Clean up efforts are underway at Tennessee Gas where an explosion rocked the Ansley Compressor Station in Hancock County Tuesday night.
DEQ officials say the explosion happened when lightning struck a tank full of used oil. No one was injured, and there appears to be only minimal damage to the environment.
"The one tank that was totally destroyed contained about 4,000 gallons of used oil in there. The majority of that oil stayed inside the perimeter, the berm area, so that was easily vacuumed... A couple of hundred gallons actually went outside onto the grass and onto the ground," Earl Etheridge, a field supervisor with the Mississippi DEQ, said.
Fortunately Etheridge says the impact to the environment will be minimal.
"If it had got out into the ditches and flowed into the neighborhood, then we'd have a real problem.

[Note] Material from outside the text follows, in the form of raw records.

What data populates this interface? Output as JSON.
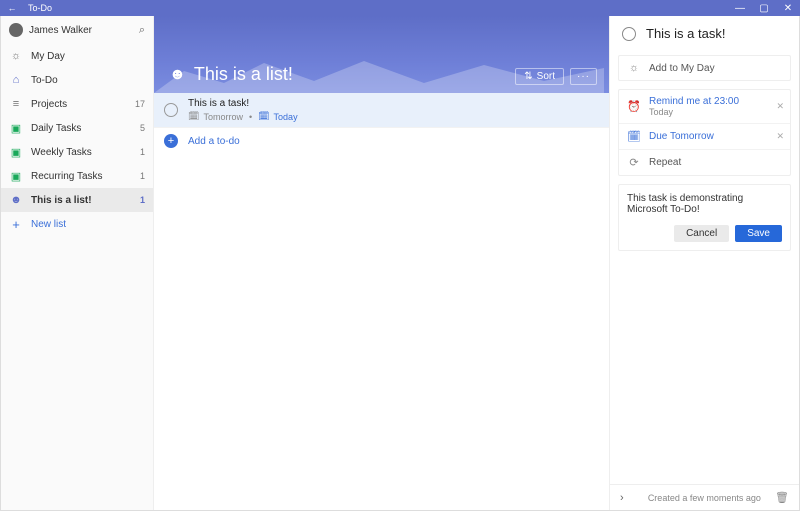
{
  "titlebar": {
    "title": "To-Do"
  },
  "user": {
    "name": "James Walker"
  },
  "nav": {
    "my_day": "My Day",
    "todo": "To-Do",
    "projects": {
      "label": "Projects",
      "count": "17"
    },
    "daily": {
      "label": "Daily Tasks",
      "count": "5"
    },
    "weekly": {
      "label": "Weekly Tasks",
      "count": "1"
    },
    "recurring": {
      "label": "Recurring Tasks",
      "count": "1"
    },
    "this_list": {
      "label": "This is a list!",
      "count": "1"
    },
    "new_list": "New list"
  },
  "hero": {
    "title": "This is a list!",
    "sort": "Sort",
    "more": "···"
  },
  "task": {
    "title": "This is a task!",
    "meta_due": "Tomorrow",
    "meta_added": "Today"
  },
  "add": {
    "label": "Add a to-do"
  },
  "details": {
    "title": "This is a task!",
    "add_my_day": "Add to My Day",
    "remind": {
      "label": "Remind me at 23:00",
      "sub": "Today"
    },
    "due": "Due Tomorrow",
    "repeat": "Repeat",
    "note": "This task is demonstrating Microsoft To-Do!",
    "cancel": "Cancel",
    "save": "Save",
    "footer": "Created a few moments ago"
  }
}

But everything was inside their fence line. Everything that did get out is on their property."
The explosion could be heard miles away.

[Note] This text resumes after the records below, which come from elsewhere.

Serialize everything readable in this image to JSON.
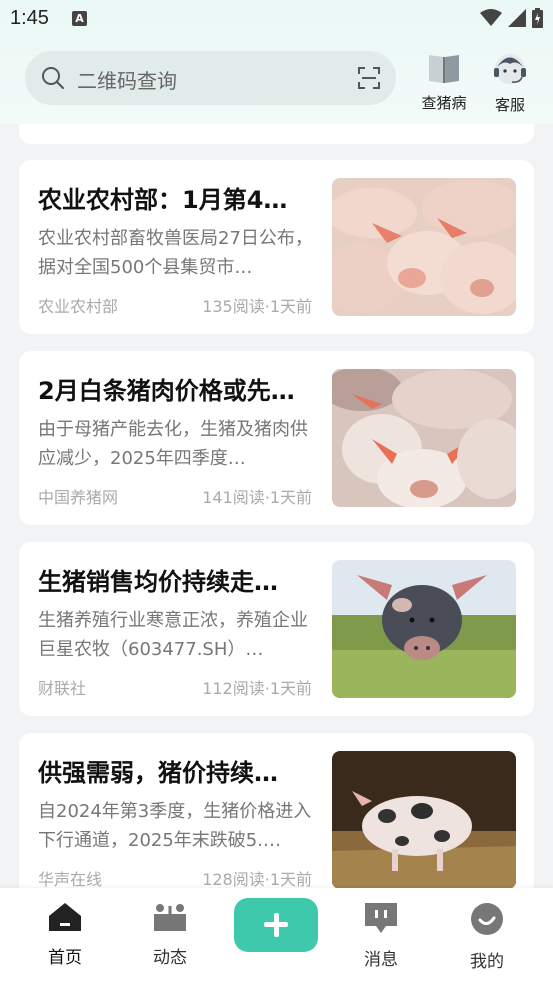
{
  "status_bar": {
    "time": "1:45",
    "notification_icon": "A"
  },
  "search": {
    "placeholder": "二维码查询"
  },
  "header_actions": [
    {
      "label": "查猪病",
      "icon": "book-icon"
    },
    {
      "label": "客服",
      "icon": "customer-service-icon"
    }
  ],
  "articles": [
    {
      "title": "农业农村部：1月第4…",
      "desc": "农业农村部畜牧兽医局27日公布，据对全国500个县集贸市…",
      "source": "农业农村部",
      "meta": "135阅读·1天前",
      "image": "piglets-group"
    },
    {
      "title": "2月白条猪肉价格或先…",
      "desc": "由于母猪产能去化，生猪及猪肉供应减少，2025年四季度…",
      "source": "中国养猪网",
      "meta": "141阅读·1天前",
      "image": "piglets-closeup"
    },
    {
      "title": "生猪销售均价持续走…",
      "desc": "生猪养殖行业寒意正浓，养殖企业巨星农牧（603477.SH）…",
      "source": "财联社",
      "meta": "112阅读·1天前",
      "image": "spotted-pig-field"
    },
    {
      "title": "供强需弱，猪价持续…",
      "desc": "自2024年第3季度，生猪价格进入下行通道，2025年末跌破5.…",
      "source": "华声在线",
      "meta": "128阅读·1天前",
      "image": "spotted-piglet-straw"
    }
  ],
  "bottom_nav": [
    {
      "label": "首页",
      "active": true
    },
    {
      "label": "动态"
    },
    {
      "label": "+"
    },
    {
      "label": "消息"
    },
    {
      "label": "我的"
    }
  ],
  "colors": {
    "accent": "#3ec9ad",
    "header_bg": "#eaf8f5"
  }
}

Judy Propst lives about 500 feet from Tennessee Gas. She was watching television when she heard the blast.
"It literally sounded like somebody had set a bomb off. It was very, very loud."
Fire officials say the blast was so massive it blew the main part of the tank clear across the street from the plant, about 400 feet into the woods.
"It was scary. It makes me wonder about the future of it," Propst said.
The compressor station is automated, so it's not manned around the clock. In fact, the plant has been closed for maintenance for the past few months.
Propst and her neighbor, Alfred Serio, say they'd feel safer with someone there at all times.
"If somebody's not walking around and checking things every now and then, they don't know if anything's going on."
DEQ officials say Tennessee Gas won't be penalized because a lightening strike caused the accident.
"But they do have a responsibility, even though it was an act of God, to do the proper thing with the cleanup," Etheridge said.
DEQ officials estimate it should take about week to do the clean up work.